- What to produce
Pull out every line of the listing below where "MainWindow" appears.

== == ==

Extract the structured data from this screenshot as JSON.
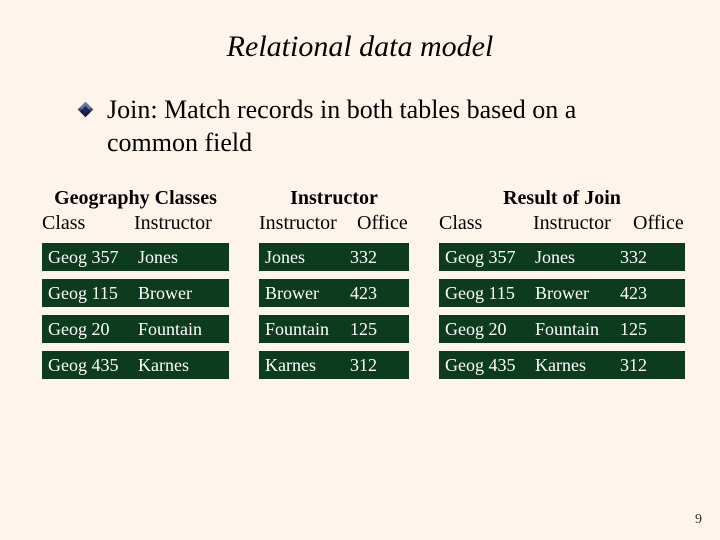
{
  "title": "Relational data model",
  "bullet": "Join: Match records in both tables based on a common field",
  "tables": {
    "classes": {
      "title": "Geography Classes",
      "headers": [
        "Class",
        "Instructor"
      ],
      "rows": [
        [
          "Geog 357",
          "Jones"
        ],
        [
          "Geog 115",
          "Brower"
        ],
        [
          "Geog 20",
          "Fountain"
        ],
        [
          "Geog 435",
          "Karnes"
        ]
      ]
    },
    "instructor": {
      "title": "Instructor",
      "headers": [
        "Instructor",
        "Office"
      ],
      "rows": [
        [
          "Jones",
          "332"
        ],
        [
          "Brower",
          "423"
        ],
        [
          "Fountain",
          "125"
        ],
        [
          "Karnes",
          "312"
        ]
      ]
    },
    "result": {
      "title": "Result of Join",
      "headers": [
        "Class",
        "Instructor",
        "Office"
      ],
      "rows": [
        [
          "Geog 357",
          "Jones",
          "332"
        ],
        [
          "Geog 115",
          "Brower",
          "423"
        ],
        [
          "Geog 20",
          "Fountain",
          "125"
        ],
        [
          "Geog 435",
          "Karnes",
          "312"
        ]
      ]
    }
  },
  "page_number": "9"
}
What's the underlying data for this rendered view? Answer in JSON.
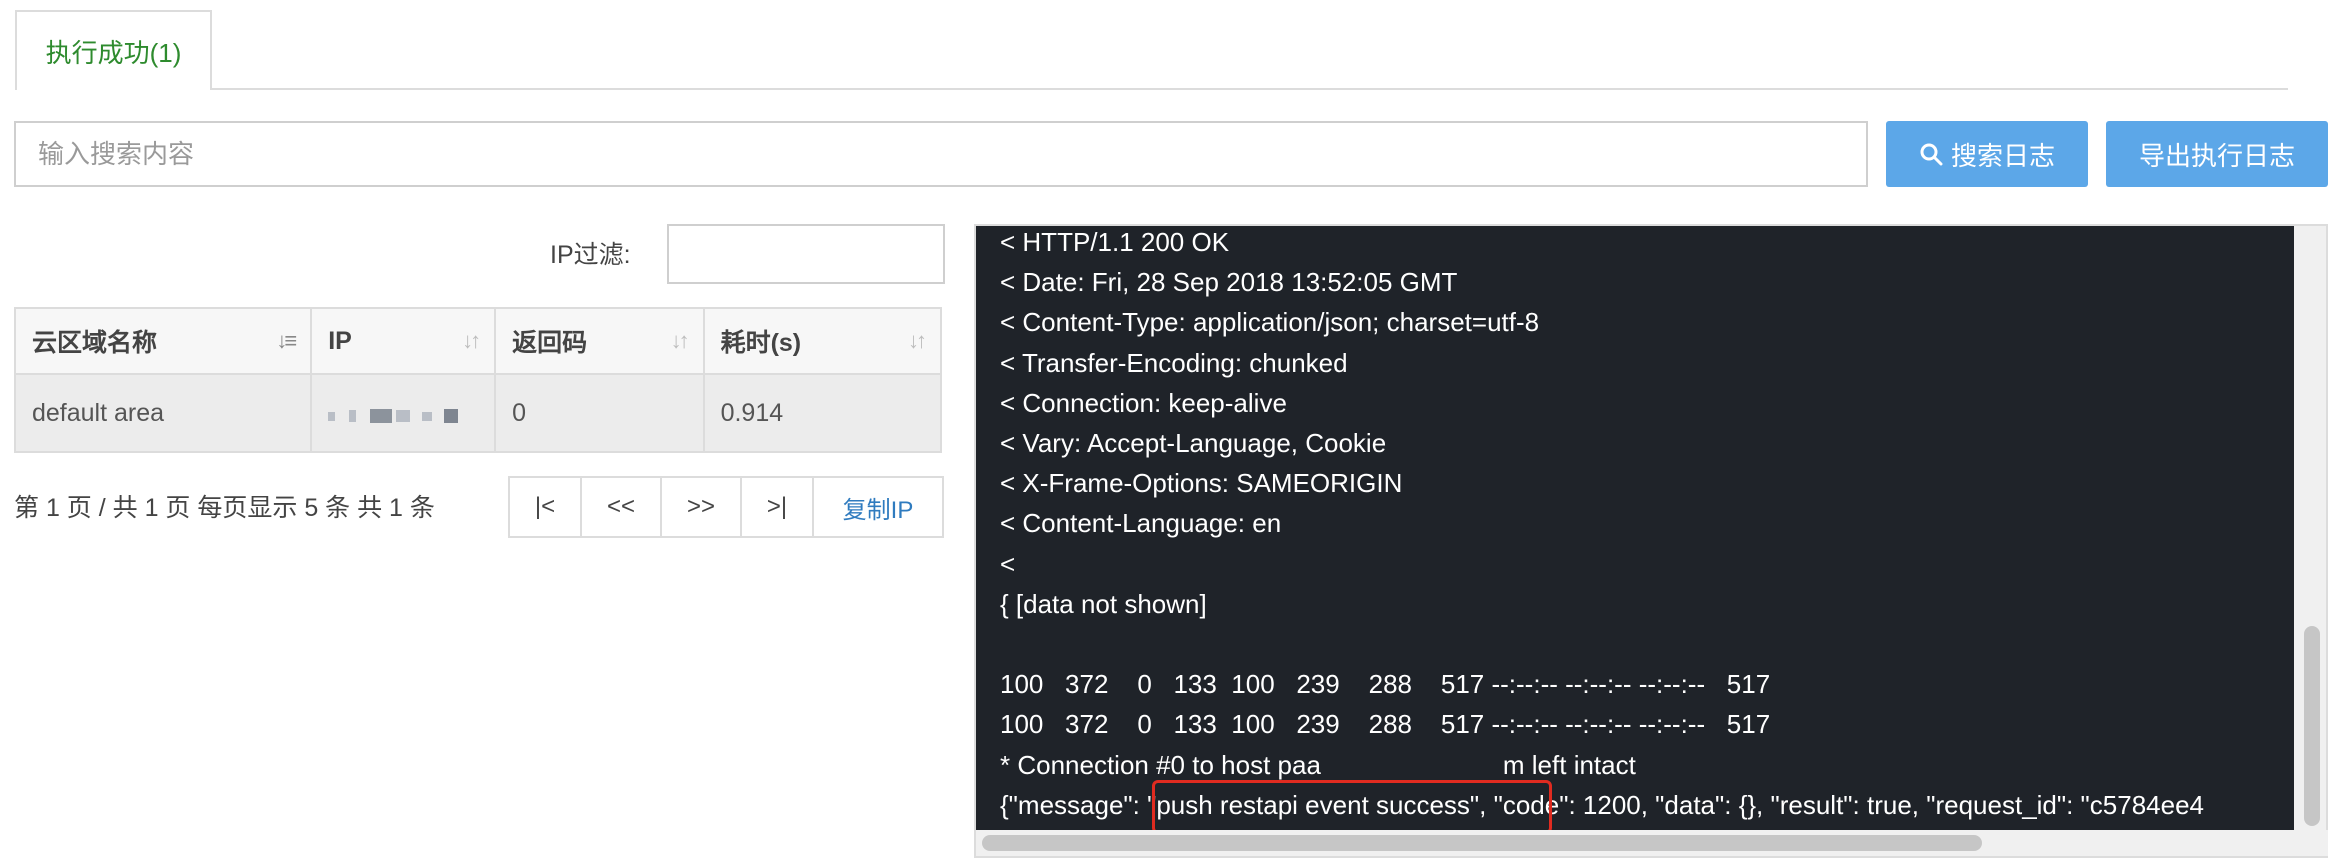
{
  "tabs": {
    "active_label": "执行成功(1)"
  },
  "search": {
    "placeholder": "输入搜索内容",
    "search_button": "搜索日志",
    "export_button": "导出执行日志"
  },
  "ip_filter": {
    "label": "IP过滤:",
    "value": ""
  },
  "table": {
    "headers": [
      "云区域名称",
      "IP",
      "返回码",
      "耗时(s)"
    ],
    "rows": [
      {
        "area": "default area",
        "ip": "",
        "code": "0",
        "time": "0.914"
      }
    ]
  },
  "pager": {
    "summary": "第 1 页 / 共 1 页  每页显示 5 条  共 1 条",
    "first": "|<",
    "prev": "<<",
    "next": ">>",
    "last": ">|",
    "copy_ip": "复制IP"
  },
  "log": {
    "text": "< HTTP/1.1 200 OK\n< Date: Fri, 28 Sep 2018 13:52:05 GMT\n< Content-Type: application/json; charset=utf-8\n< Transfer-Encoding: chunked\n< Connection: keep-alive\n< Vary: Accept-Language, Cookie\n< X-Frame-Options: SAMEORIGIN\n< Content-Language: en\n<\n{ [data not shown]\n\n100   372    0   133  100   239    288    517 --:--:-- --:--:-- --:--:--   517\n100   372    0   133  100   239    288    517 --:--:-- --:--:-- --:--:--   517\n* Connection #0 to host paa       m left intact\n{\"message\": \"push restapi event success\", \"code\": 1200, \"data\": {}, \"result\": true, \"request_id\": \"c5784ee4"
  },
  "colors": {
    "accent": "#5ca7e8",
    "tab_active": "#2e8b2e",
    "highlight": "#e02b20",
    "terminal_bg": "#1f2329"
  }
}
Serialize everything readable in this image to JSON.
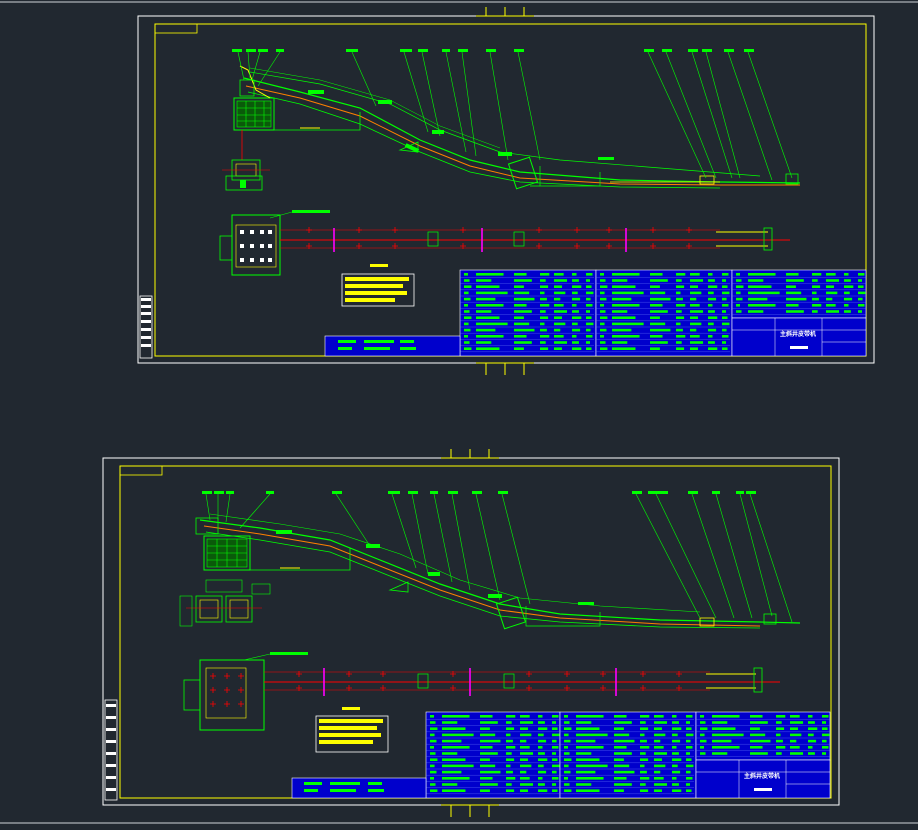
{
  "app": {
    "view": "model-space",
    "background": "#212830"
  },
  "colors": {
    "frame": "#ffffff",
    "border": "#ffff00",
    "geometry": "#00ff00",
    "centerline": "#ff0000",
    "accent": "#ff00ff",
    "table": "#0000ff",
    "belt": "#ff8000"
  },
  "sheets": [
    {
      "name": "drawing-sheet-1",
      "title_block_text": "主斜井皮带机"
    },
    {
      "name": "drawing-sheet-2",
      "title_block_text": "主斜井皮带机"
    }
  ]
}
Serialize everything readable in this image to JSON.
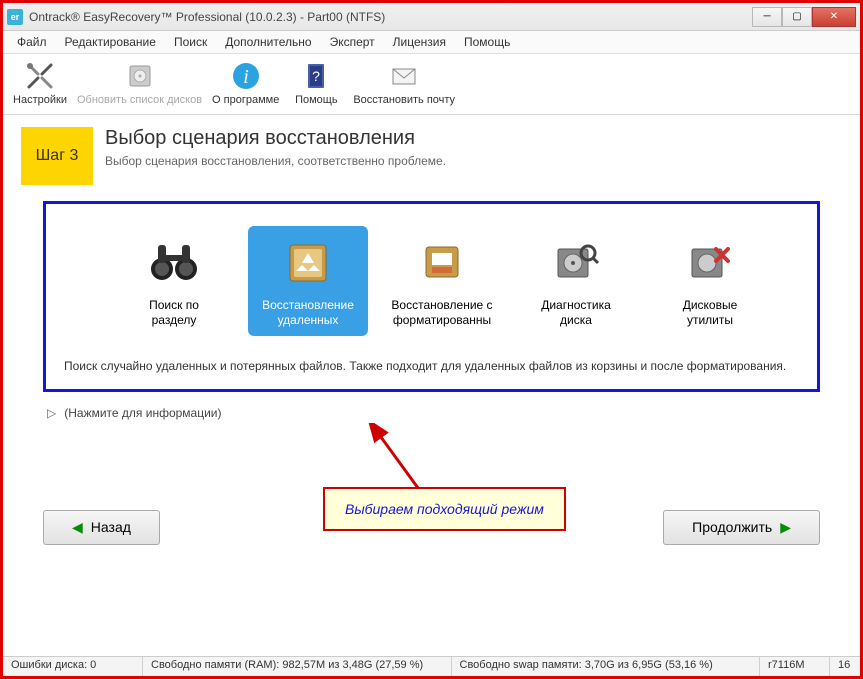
{
  "window": {
    "title": "Ontrack® EasyRecovery™ Professional (10.0.2.3) - Part00 (NTFS)",
    "app_icon_text": "er"
  },
  "menu": {
    "items": [
      "Файл",
      "Редактирование",
      "Поиск",
      "Дополнительно",
      "Эксперт",
      "Лицензия",
      "Помощь"
    ]
  },
  "toolbar": {
    "settings": "Настройки",
    "refresh": "Обновить список дисков",
    "about": "О программе",
    "help": "Помощь",
    "restore_mail": "Восстановить почту"
  },
  "step": {
    "badge": "Шаг 3",
    "title": "Выбор сценария восстановления",
    "subtitle": "Выбор сценария восстановления, соответственно проблеме."
  },
  "scenarios": {
    "items": [
      {
        "label": "Поиск по\nразделу"
      },
      {
        "label": "Восстановление\nудаленных"
      },
      {
        "label": "Восстановление с\nформатированны"
      },
      {
        "label": "Диагностика\nдиска"
      },
      {
        "label": "Дисковые\nутилиты"
      }
    ],
    "selected_index": 1,
    "description": "Поиск случайно удаленных и потерянных файлов. Также подходит для удаленных файлов из корзины и после форматирования."
  },
  "info_hint": "(Нажмите для информации)",
  "callout": "Выбираем подходящий режим",
  "nav": {
    "back": "Назад",
    "next": "Продолжить"
  },
  "status": {
    "errors": "Ошибки диска: 0",
    "ram": "Свободно памяти (RAM): 982,57M из 3,48G (27,59 %)",
    "swap": "Свободно swap памяти: 3,70G из 6,95G (53,16 %)",
    "r": "r7116M",
    "n": "16"
  }
}
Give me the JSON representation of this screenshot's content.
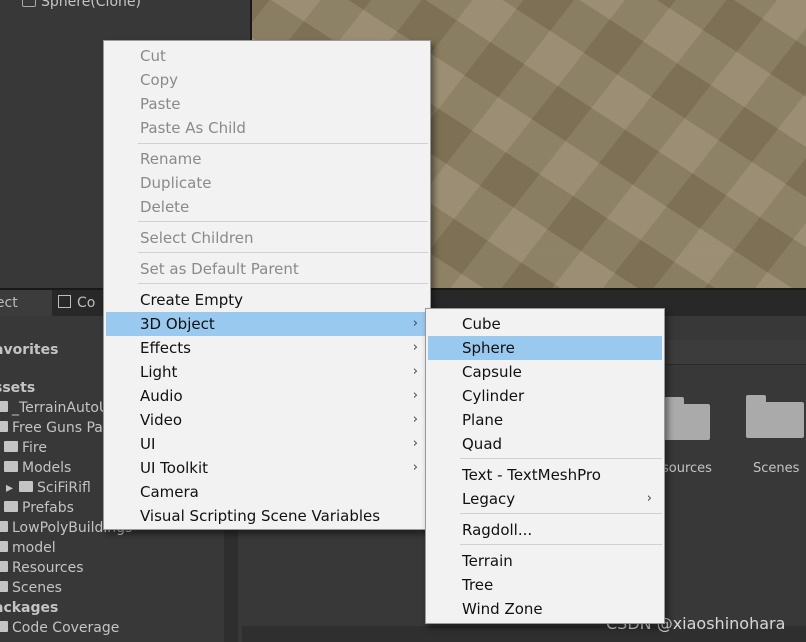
{
  "hierarchy": {
    "item_label": "Sphere(Clone)"
  },
  "tabs": {
    "project": "ject",
    "console": "Co"
  },
  "project_tree": [
    {
      "label": "avorites",
      "bold": true
    },
    {
      "label": "ssets",
      "bold": true
    },
    {
      "label": "_TerrainAutoU",
      "bold": false
    },
    {
      "label": "Free Guns Pa",
      "bold": false
    },
    {
      "label": "Fire",
      "bold": false
    },
    {
      "label": "Models",
      "bold": false
    },
    {
      "label": "SciFiRifl",
      "bold": false
    },
    {
      "label": "Prefabs",
      "bold": false
    },
    {
      "label": "LowPolyBuildings",
      "bold": false
    },
    {
      "label": "model",
      "bold": false
    },
    {
      "label": "Resources",
      "bold": false
    },
    {
      "label": "Scenes",
      "bold": false
    },
    {
      "label": "ackages",
      "bold": true
    },
    {
      "label": "Code Coverage",
      "bold": false
    }
  ],
  "asset_folders": [
    {
      "label": "sources"
    },
    {
      "label": "Scenes"
    }
  ],
  "context_menu": {
    "items": [
      {
        "label": "Cut",
        "disabled": true
      },
      {
        "label": "Copy",
        "disabled": true
      },
      {
        "label": "Paste",
        "disabled": true
      },
      {
        "label": "Paste As Child",
        "disabled": true
      },
      {
        "label": "Rename",
        "disabled": true
      },
      {
        "label": "Duplicate",
        "disabled": true
      },
      {
        "label": "Delete",
        "disabled": true
      },
      {
        "label": "Select Children",
        "disabled": true
      },
      {
        "label": "Set as Default Parent",
        "disabled": true
      },
      {
        "label": "Create Empty",
        "disabled": false
      },
      {
        "label": "3D Object",
        "disabled": false,
        "submenu": true,
        "selected": true
      },
      {
        "label": "Effects",
        "disabled": false,
        "submenu": true
      },
      {
        "label": "Light",
        "disabled": false,
        "submenu": true
      },
      {
        "label": "Audio",
        "disabled": false,
        "submenu": true
      },
      {
        "label": "Video",
        "disabled": false,
        "submenu": true
      },
      {
        "label": "UI",
        "disabled": false,
        "submenu": true
      },
      {
        "label": "UI Toolkit",
        "disabled": false,
        "submenu": true
      },
      {
        "label": "Camera",
        "disabled": false
      },
      {
        "label": "Visual Scripting Scene Variables",
        "disabled": false
      }
    ]
  },
  "submenu_3d_object": {
    "items": [
      {
        "label": "Cube"
      },
      {
        "label": "Sphere",
        "selected": true
      },
      {
        "label": "Capsule"
      },
      {
        "label": "Cylinder"
      },
      {
        "label": "Plane"
      },
      {
        "label": "Quad"
      },
      {
        "label": "Text - TextMeshPro"
      },
      {
        "label": "Legacy",
        "submenu": true
      },
      {
        "label": "Ragdoll..."
      },
      {
        "label": "Terrain"
      },
      {
        "label": "Tree"
      },
      {
        "label": "Wind Zone"
      }
    ]
  },
  "submenu_arrow_glyph": "›",
  "watermark": "CSDN @xiaoshinohara",
  "colors": {
    "menu_bg": "#f2f2f2",
    "highlight": "#99c9ef",
    "editor_bg": "#383838"
  }
}
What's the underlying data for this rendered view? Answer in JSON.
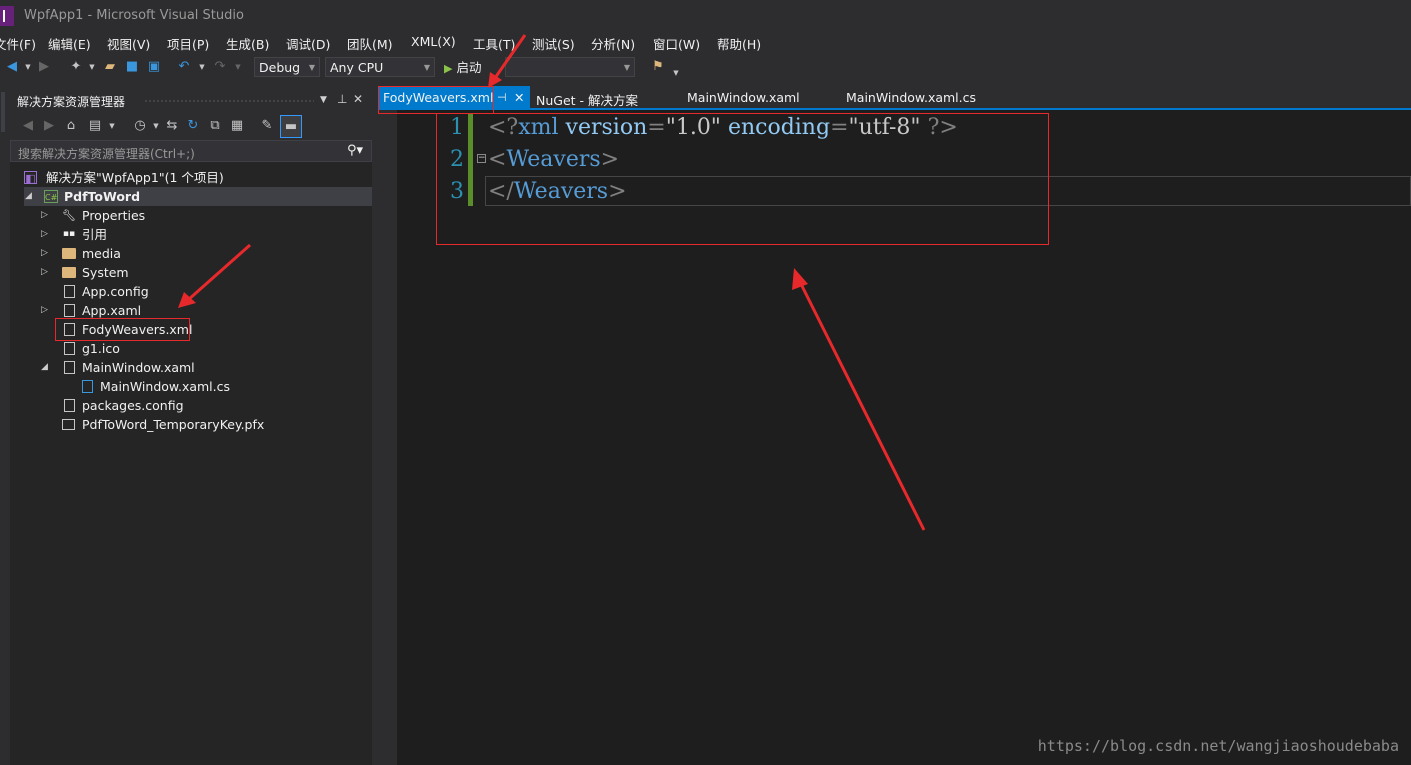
{
  "window": {
    "title": "WpfApp1 - Microsoft Visual Studio"
  },
  "menu": [
    "文件(F)",
    "编辑(E)",
    "视图(V)",
    "项目(P)",
    "生成(B)",
    "调试(D)",
    "团队(M)",
    "XML(X)",
    "工具(T)",
    "测试(S)",
    "分析(N)",
    "窗口(W)",
    "帮助(H)"
  ],
  "toolbar": {
    "configuration": "Debug",
    "platform": "Any CPU",
    "start_label": "启动"
  },
  "solution_explorer": {
    "title": "解决方案资源管理器",
    "search_placeholder": "搜索解决方案资源管理器(Ctrl+;)",
    "solution_label": "解决方案\"WpfApp1\"(1 个项目)",
    "project_label": "PdfToWord",
    "items": [
      "Properties",
      "引用",
      "media",
      "System",
      "App.config",
      "App.xaml",
      "FodyWeavers.xml",
      "g1.ico",
      "MainWindow.xaml",
      "MainWindow.xaml.cs",
      "packages.config",
      "PdfToWord_TemporaryKey.pfx"
    ]
  },
  "tabs": [
    "FodyWeavers.xml",
    "NuGet - 解决方案",
    "MainWindow.xaml",
    "MainWindow.xaml.cs"
  ],
  "editor": {
    "line_numbers": [
      "1",
      "2",
      "3"
    ],
    "line1": {
      "open": "<?",
      "xml": "xml",
      "attr1": "version",
      "eq1": "=",
      "val1": "\"1.0\"",
      "attr2": "encoding",
      "eq2": "=",
      "val2": "\"utf-8\"",
      "close": "?>"
    },
    "line2": {
      "lt": "<",
      "tag": "Weavers",
      "gt": ">"
    },
    "line3": {
      "lt": "</",
      "tag": "Weavers",
      "gt": ">"
    }
  },
  "watermark": "https://blog.csdn.net/wangjiaoshoudebaba",
  "colors": {
    "accent": "#007acc",
    "annotation": "#e8292b",
    "xml_delimiter": "#808080",
    "xml_name": "#569cd6",
    "xml_attr": "#92caf4",
    "xml_value": "#c8c8c8"
  }
}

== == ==

- Your response
      "MainWindow.xaml",
      "MainWindow.xaml.cs",
    "MainWindow.xaml",
    "MainWindow.xaml.cs"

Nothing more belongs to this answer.